Refraction photography is an interesting way to capture images. It involves using glass to alter the path of light. This can be done by placing a piece of glass between the camera lens and the subject.
Refraction photography is a unique way to experiment with image capture. Refraction is the passage of light from one medium to another, which changes the speed and direction of the light. Consider what happens when white light passes through a prism and splits into the colours of the spectrum, that is refraction! Essentially, refraction occurs all around us wherever light shines. Although refraction can be obtained through transparent plastic objects, glass provides the best quality. Refraction photography exploits the phenomenon to create stunning images.
Rainbow: No Rain,No Rainbow.
Zigzag: I am still on my zigzag way.
Colorful: “Colors are what make us feel alive”.
The light in the background is essential in refraction photography; it matters more than the lighting on the actual subject. For example, if you’re using a Speedlight, make sure to point it at the backdrop so that the light reflects off of it and makes the image in the sphere stand out. Wine glasses can be used for refraction. The better the wine glass, the more spherical it is. An empty wine glass will not produce a refracted image, so you must first fill it with water.The water in the glass now provides a denser mass area.

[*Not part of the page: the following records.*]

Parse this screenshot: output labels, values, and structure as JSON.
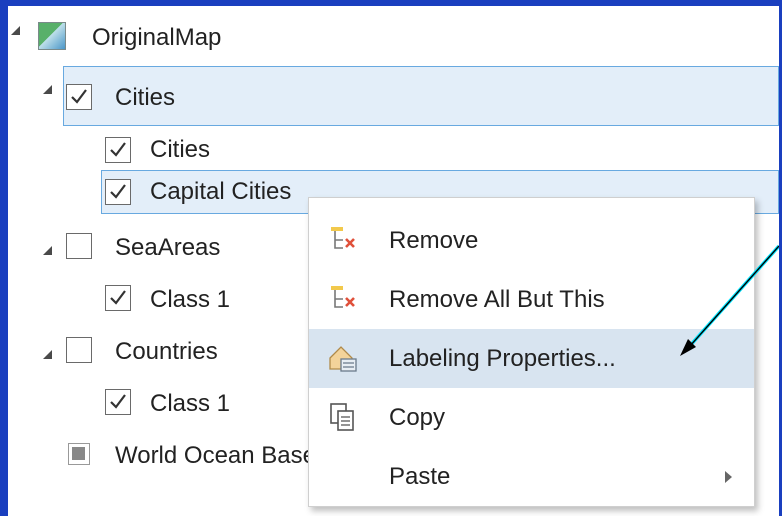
{
  "tree": {
    "map": {
      "label": "OriginalMap"
    },
    "cities_layer": {
      "label": "Cities",
      "checked": true
    },
    "cities_class": {
      "label": "Cities",
      "checked": true
    },
    "capital_class": {
      "label": "Capital Cities",
      "checked": true
    },
    "seaareas_layer": {
      "label": "SeaAreas",
      "checked": false
    },
    "seaareas_class": {
      "label": "Class 1",
      "checked": true
    },
    "countries_layer": {
      "label": "Countries",
      "checked": false
    },
    "countries_class": {
      "label": "Class 1",
      "checked": true
    },
    "ocean_layer": {
      "label": "World Ocean Base"
    }
  },
  "context_menu": {
    "items": [
      {
        "label": "Remove",
        "icon": "remove-layer-icon"
      },
      {
        "label": "Remove All But This",
        "icon": "remove-all-but-this-icon"
      },
      {
        "label": "Labeling Properties...",
        "icon": "labeling-properties-icon",
        "highlighted": true
      },
      {
        "label": "Copy",
        "icon": "copy-icon"
      },
      {
        "label": "Paste",
        "icon": "paste-icon",
        "has_submenu": true
      }
    ]
  },
  "colors": {
    "background": "#1a3fbf",
    "selection_fill": "#e3eef9",
    "selection_border": "#68a9e0",
    "menu_highlight": "#d8e4f0",
    "annotation_arrow": "#00e5ff"
  }
}
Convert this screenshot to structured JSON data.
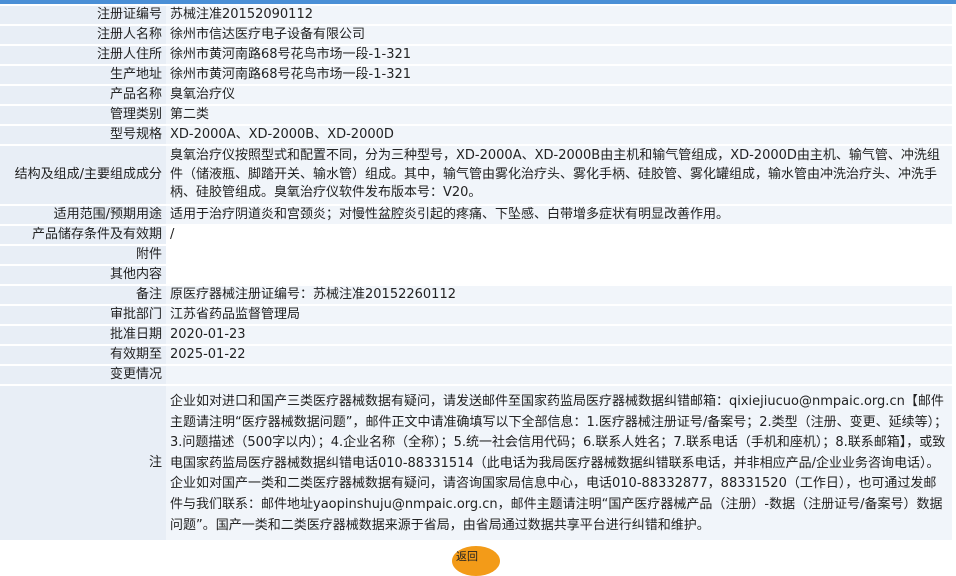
{
  "rows": [
    {
      "label": "注册证编号",
      "value": "苏械注准20152090112"
    },
    {
      "label": "注册人名称",
      "value": "徐州市信达医疗电子设备有限公司"
    },
    {
      "label": "注册人住所",
      "value": "徐州市黄河南路68号花鸟市场一段-1-321"
    },
    {
      "label": "生产地址",
      "value": "徐州市黄河南路68号花鸟市场一段-1-321"
    },
    {
      "label": "产品名称",
      "value": "臭氧治疗仪"
    },
    {
      "label": "管理类别",
      "value": "第二类"
    },
    {
      "label": "型号规格",
      "value": "XD-2000A、XD-2000B、XD-2000D"
    },
    {
      "label": "结构及组成/主要组成成分",
      "value": "臭氧治疗仪按照型式和配置不同，分为三种型号，XD-2000A、XD-2000B由主机和输气管组成，XD-2000D由主机、输气管、冲洗组件（储液瓶、脚踏开关、输水管）组成。其中，输气管由雾化治疗头、雾化手柄、硅胶管、雾化罐组成，输水管由冲洗治疗头、冲洗手柄、硅胶管组成。臭氧治疗仪软件发布版本号：V20。"
    },
    {
      "label": "适用范围/预期用途",
      "value": "适用于治疗阴道炎和宫颈炎；对慢性盆腔炎引起的疼痛、下坠感、白带增多症状有明显改善作用。"
    },
    {
      "label": "产品储存条件及有效期",
      "value": "/"
    },
    {
      "label": "附件",
      "value": ""
    },
    {
      "label": "其他内容",
      "value": ""
    },
    {
      "label": "备注",
      "value": "原医疗器械注册证编号：苏械注准20152260112"
    },
    {
      "label": "审批部门",
      "value": "江苏省药品监督管理局"
    },
    {
      "label": "批准日期",
      "value": "2020-01-23"
    },
    {
      "label": "有效期至",
      "value": "2025-01-22"
    },
    {
      "label": "变更情况",
      "value": ""
    }
  ],
  "notes": {
    "label": "注",
    "text": "企业如对进口和国产三类医疗器械数据有疑问，请发送邮件至国家药监局医疗器械数据纠错邮箱：qixiejiucuo@nmpaic.org.cn【邮件主题请注明“医疗器械数据问题”，邮件正文中请准确填写以下全部信息：1.医疗器械注册证号/备案号；2.类型（注册、变更、延续等）；3.问题描述（500字以内）；4.企业名称（全称）；5.统一社会信用代码；6.联系人姓名；7.联系电话（手机和座机）；8.联系邮箱】，或致电国家药监局医疗器械数据纠错电话010-88331514（此电话为我局医疗器械数据纠错联系电话，并非相应产品/企业业务咨询电话）。企业如对国产一类和二类医疗器械数据有疑问，请咨询国家局信息中心，电话010-88332877，88331520（工作日），也可通过发邮件与我们联系：邮件地址yaopinshuju@nmpaic.org.cn，邮件主题请注明“国产医疗器械产品（注册）-数据（注册证号/备案号）数据问题”。国产一类和二类医疗器械数据来源于省局，由省局通过数据共享平台进行纠错和维护。"
  },
  "return_button": {
    "label": "返回"
  },
  "colors": {
    "accent_bar": "#4a8fd6",
    "label_bg": "#e8eef6",
    "value_bg": "#f1f5fa",
    "button": "#f39b18"
  }
}
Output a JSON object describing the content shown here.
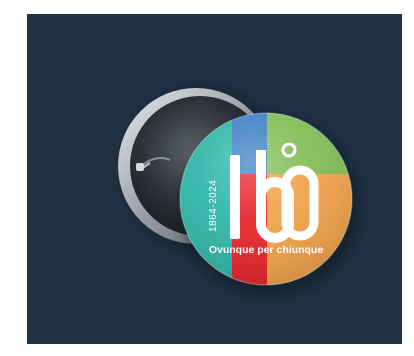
{
  "product": {
    "name": "",
    "years": "1864-2024",
    "slogan": "Ovunque per chiunque",
    "logo_number": "160"
  },
  "colors": {
    "background_panel": "#1f3144",
    "page": "#ffffff",
    "badge_green": "#83bd55",
    "badge_blue": "#3d80c3",
    "badge_orange": "#f2a24a",
    "badge_teal": "#2fb6a8",
    "badge_red": "#e5262b",
    "badge_back_metal": "#bcc2c8"
  },
  "icons": {
    "badge_back": "pin-back-icon",
    "logo_mark": "logo-160-icon"
  }
}
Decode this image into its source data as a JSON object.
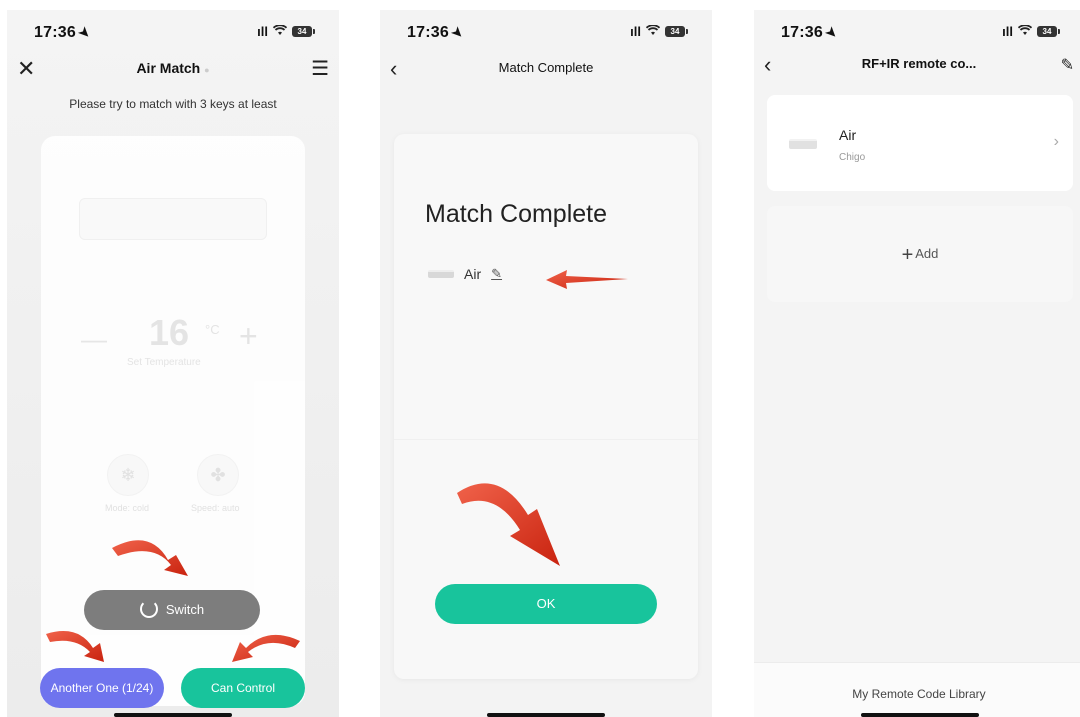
{
  "status": {
    "time": "17:36",
    "battery": "34"
  },
  "screen1": {
    "title": "Air Match",
    "hint": "Please try to match with 3 keys at least",
    "temperature": "16",
    "unit": "°C",
    "set_temp_label": "Set Temperature",
    "mode_label": "Mode: cold",
    "speed_label": "Speed: auto",
    "switch_label": "Switch",
    "another_label": "Another One (1/24)",
    "can_control_label": "Can Control"
  },
  "screen2": {
    "title": "Match Complete",
    "heading": "Match Complete",
    "device_name": "Air",
    "ok_label": "OK"
  },
  "screen3": {
    "title": "RF+IR remote co...",
    "device_name": "Air",
    "device_brand": "Chigo",
    "add_label": "Add",
    "library_label": "My Remote Code Library"
  },
  "colors": {
    "accent_green": "#18c49c",
    "accent_purple": "#6f74ee",
    "switch_gray": "#7d7d7d",
    "annotation_arrow": "#e0321c"
  },
  "icons": [
    "close-icon",
    "menu-icon",
    "back-icon",
    "edit-icon",
    "power-icon",
    "snowflake-icon",
    "fan-icon",
    "chevron-right-icon",
    "plus-icon",
    "location-arrow-icon",
    "signal-icon",
    "wifi-icon",
    "battery-icon"
  ]
}
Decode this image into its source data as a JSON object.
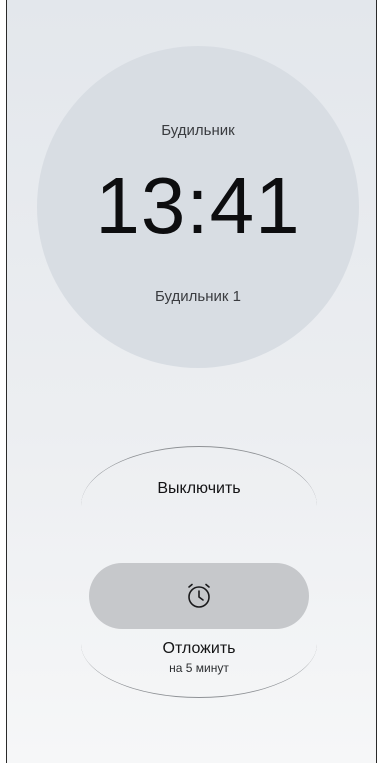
{
  "alarm": {
    "header": "Будильник",
    "time": "13:41",
    "name": "Будильник 1"
  },
  "actions": {
    "dismiss_label": "Выключить",
    "snooze_label": "Отложить",
    "snooze_duration": "на 5 минут",
    "snooze_icon": "alarm-clock-icon"
  },
  "colors": {
    "circle": "#d8dde3",
    "snooze_pill": "#c6c8cb",
    "text": "#141416"
  }
}
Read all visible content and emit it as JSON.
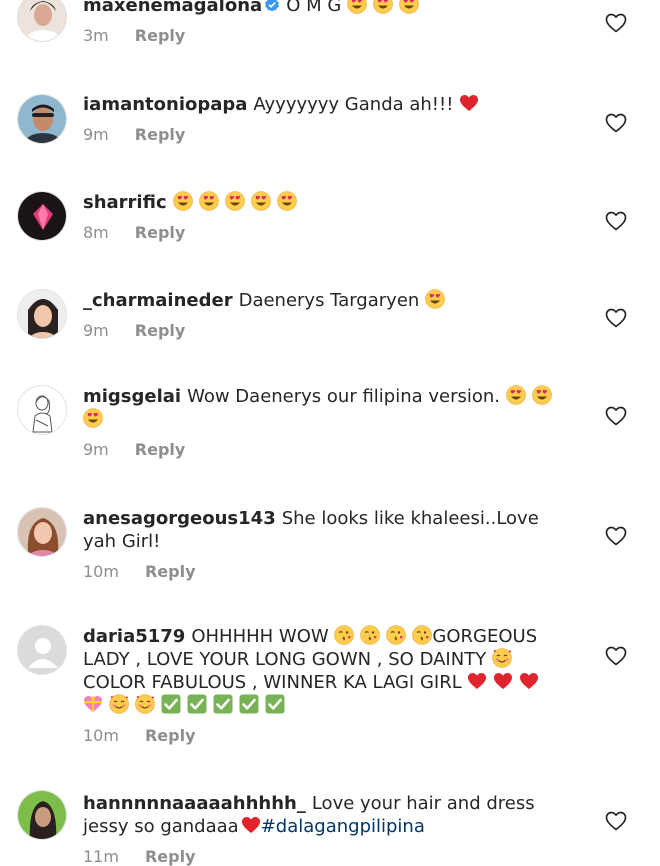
{
  "comments": [
    {
      "username": "maxenemagalona",
      "verified": true,
      "text": "O M G",
      "emojis_after": [
        "heart-eyes",
        "heart-eyes",
        "heart-eyes"
      ],
      "time": "3m",
      "reply": "Reply"
    },
    {
      "username": "iamantoniopapa",
      "text": "Ayyyyyyy Ganda ah!!!",
      "emojis_after": [
        "red-heart"
      ],
      "time": "9m",
      "reply": "Reply"
    },
    {
      "username": "sharrific",
      "text": "",
      "emojis_after": [
        "heart-eyes",
        "heart-eyes",
        "heart-eyes",
        "heart-eyes",
        "heart-eyes"
      ],
      "time": "8m",
      "reply": "Reply"
    },
    {
      "username": "_charmaineder",
      "text": "Daenerys Targaryen",
      "emojis_after": [
        "heart-eyes"
      ],
      "time": "9m",
      "reply": "Reply"
    },
    {
      "username": "migsgelai",
      "text": "Wow Daenerys our filipina version.",
      "emojis_after": [
        "heart-eyes",
        "heart-eyes",
        "heart-eyes"
      ],
      "time": "9m",
      "reply": "Reply"
    },
    {
      "username": "anesagorgeous143",
      "text": "She looks like khaleesi..Love yah Girl!",
      "time": "10m",
      "reply": "Reply"
    },
    {
      "username": "daria5179",
      "text_parts": [
        "OHHHHH WOW",
        "GORGEOUS LADY , LOVE YOUR LONG GOWN , SO DAINTY",
        "COLOR FABULOUS , WINNER KA LAGI GIRL"
      ],
      "time": "10m",
      "reply": "Reply"
    },
    {
      "username": "hannnnnaaaaahhhhh_",
      "text": "Love your hair and dress jessy so gandaaa",
      "hashtag": "#dalagangpilipina",
      "time": "11m",
      "reply": "Reply"
    }
  ],
  "colors": {
    "text": "#262626",
    "meta": "#8e8e8e",
    "hashtag": "#003569",
    "verified": "#3897f0",
    "heart_outline": "#262626"
  }
}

Impressive: It always seems impossible until it’s done.
Polka Dots: Dots are what you need to make a point.
Stars: It’s time to shine for me.
Refraction occurs when light passes through it. When water condenses into a spherical drop, you can see an inverted image inside it. In fact, refraction occurs in any water container. This is due to the fact that it has a higher density than air. According to Alan Cohen, “Everyone and everything that shows up in our life is a reflection of something that is happening inside of us.” Concentrating on water droplets, on the other hand, produces the most interesting effect for photography. The chapter “ Hue Of Divergence” depicts Refraction photography.
All the photos and text in this post are copyright of Vineeth M, Bangalore, Karnadaka, Creative Hut Institute of Photography. Their reproduction, full or part, is forbidden without the explicit approval of the rightful owners.